My mind was nothing short of a terrifying place during the time that followed and it affected everything. Like one domino falling in front of the other, first my grades fell and at once my health shattered. On top of exhaustion, I experienced chronic hopelessness and lacked all motivation, which led me to spiral into very serious episodes of depression.
I had the dangerous mindset that things would get better on their own. While for some this may be true, the reality is that it’s not for most people.
Spoiler alert: it didn’t for me — at least not on its own.
This pattern continued throughout high school and propelled me into a fight against my own brain. Years later, I am only just now feeling in control of my condition. With help and advice from medical professionals and my support system, I received a diagnosis and eventually relief.
Given the current political state of the country, not everyone has access to healthcare and therapists aren’t cheap. With that said, there are plenty of other resources to help you get through these cold winter months.

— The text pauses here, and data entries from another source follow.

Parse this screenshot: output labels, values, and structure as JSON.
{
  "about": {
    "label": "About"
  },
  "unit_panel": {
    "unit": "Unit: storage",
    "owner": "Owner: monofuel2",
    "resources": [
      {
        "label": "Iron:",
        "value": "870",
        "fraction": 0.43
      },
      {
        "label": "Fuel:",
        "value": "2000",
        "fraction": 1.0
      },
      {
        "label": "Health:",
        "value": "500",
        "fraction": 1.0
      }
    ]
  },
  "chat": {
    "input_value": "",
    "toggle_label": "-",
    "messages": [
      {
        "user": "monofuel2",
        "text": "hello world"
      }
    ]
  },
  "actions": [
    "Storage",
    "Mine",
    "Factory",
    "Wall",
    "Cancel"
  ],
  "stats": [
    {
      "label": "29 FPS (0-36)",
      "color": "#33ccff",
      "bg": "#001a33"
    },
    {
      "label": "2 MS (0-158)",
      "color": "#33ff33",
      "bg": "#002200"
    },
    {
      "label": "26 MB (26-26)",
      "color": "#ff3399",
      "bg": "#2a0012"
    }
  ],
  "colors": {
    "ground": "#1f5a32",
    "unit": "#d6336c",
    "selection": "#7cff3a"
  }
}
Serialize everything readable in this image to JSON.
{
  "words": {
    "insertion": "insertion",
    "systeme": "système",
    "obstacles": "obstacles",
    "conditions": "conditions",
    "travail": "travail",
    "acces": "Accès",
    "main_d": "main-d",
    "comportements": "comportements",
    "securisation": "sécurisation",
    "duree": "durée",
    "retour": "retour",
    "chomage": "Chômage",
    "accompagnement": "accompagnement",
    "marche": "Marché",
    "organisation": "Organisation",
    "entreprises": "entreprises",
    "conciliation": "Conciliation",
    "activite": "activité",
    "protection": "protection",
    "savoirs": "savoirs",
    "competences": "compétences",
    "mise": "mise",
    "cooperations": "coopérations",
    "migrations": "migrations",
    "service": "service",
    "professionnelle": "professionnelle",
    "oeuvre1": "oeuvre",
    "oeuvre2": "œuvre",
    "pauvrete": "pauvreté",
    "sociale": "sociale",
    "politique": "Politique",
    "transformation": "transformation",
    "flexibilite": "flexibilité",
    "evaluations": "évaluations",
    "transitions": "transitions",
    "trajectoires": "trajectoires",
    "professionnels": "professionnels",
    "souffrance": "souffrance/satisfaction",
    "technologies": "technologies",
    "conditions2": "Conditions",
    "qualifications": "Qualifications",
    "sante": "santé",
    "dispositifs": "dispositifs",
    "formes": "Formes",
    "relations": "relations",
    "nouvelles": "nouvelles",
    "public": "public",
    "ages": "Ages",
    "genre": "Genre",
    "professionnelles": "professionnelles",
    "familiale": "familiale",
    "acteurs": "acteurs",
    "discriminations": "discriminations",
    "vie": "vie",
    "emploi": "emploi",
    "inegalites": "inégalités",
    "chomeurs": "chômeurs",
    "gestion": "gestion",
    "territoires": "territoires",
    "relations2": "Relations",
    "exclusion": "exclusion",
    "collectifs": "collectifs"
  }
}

If you are anything like me — to which I pray you aren’t — you probably are glued to your smartphone. You may even find yourself scrolling endlessly on TikTok, or worse, you have come to have an affinity for the Ace family. Regardless, neither provide purpose. Not to worry though, there are many apps that seek to improve daily habits and enrich the quality of living.
Mood tracking applications such as Reflectly provide its consumers a safe space to properly track their day-to-day moods. Given that seasonal affective disorder (SAD) is clinically categorized as a mood disorder, the ability to visualize emotional patterns is important because it allows room to prepare.
Exercising is another accessible resource that may curb certain symptoms. Whether that be running, walking or playing a pickup game, research shows that increased heart rate spikes dopamine levels, which in turn may alleviate long-term depression.
In an article by the American Psychologist Association, a clinical psychologist named James Blumenthald argued, “There’s good epidemiological data to suggest that active people are less depressed than inactive people.” In essence, don’t skip leg day.
Aside from dopamine, vitamins play significant roles when it comes to mental health. In the words of my doctor, you should spend more time in the sun to absorb as much vitamin D as possible. If you live in a dark area, invest in artificial lighting. This form of treatment is referred to as light therapy and can be useful to those who find it hard to get out of the house.
Another way to unload is simply by talking. Try to be transparent to family and friends about your mental state. It can be extremely difficult to ask for help, but remember that reaching out to others can’t do much harm. At the end of the day, only you know yourself. If you feel unsafe, tell someone. There are people who love you and support you, including me!
If all else fails, journaling is always an option. Having an outlet to let go of emotional baggage is crucial. Otherwise, bottled up feelings will explode at some point. There are thousands of free prompts on the internet readily available. No excuses, so get writing!
Sophia Sipe is a writer for The Express. Follow her @SophiaSipe